* **Records shown**:
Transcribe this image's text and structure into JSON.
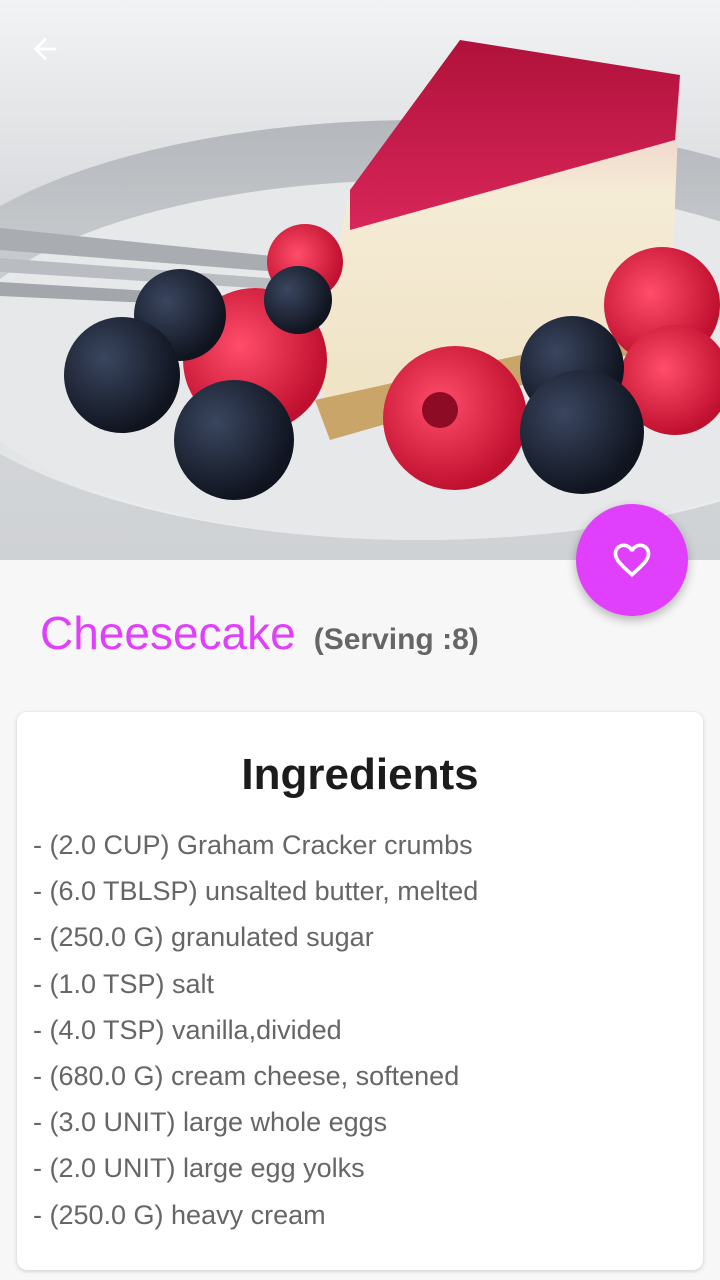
{
  "nav": {
    "back_icon": "arrow-left-icon"
  },
  "favorite": {
    "icon": "heart-outline-icon",
    "color": "#e040fb"
  },
  "recipe": {
    "title": "Cheesecake",
    "serving": "(Serving :8)"
  },
  "ingredients": {
    "heading": "Ingredients",
    "items": [
      "- (2.0 CUP) Graham Cracker crumbs",
      "- (6.0 TBLSP) unsalted butter, melted",
      "- (250.0 G) granulated sugar",
      "- (1.0 TSP) salt",
      "- (4.0 TSP) vanilla,divided",
      "- (680.0 G) cream cheese, softened",
      "- (3.0 UNIT) large whole eggs",
      "- (2.0 UNIT) large egg yolks",
      "- (250.0 G) heavy cream"
    ]
  },
  "colors": {
    "accent": "#e040fb",
    "text_secondary": "#666666",
    "heading": "#1c1c1c"
  }
}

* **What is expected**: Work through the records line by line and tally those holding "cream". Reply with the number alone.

* **Response area**: 2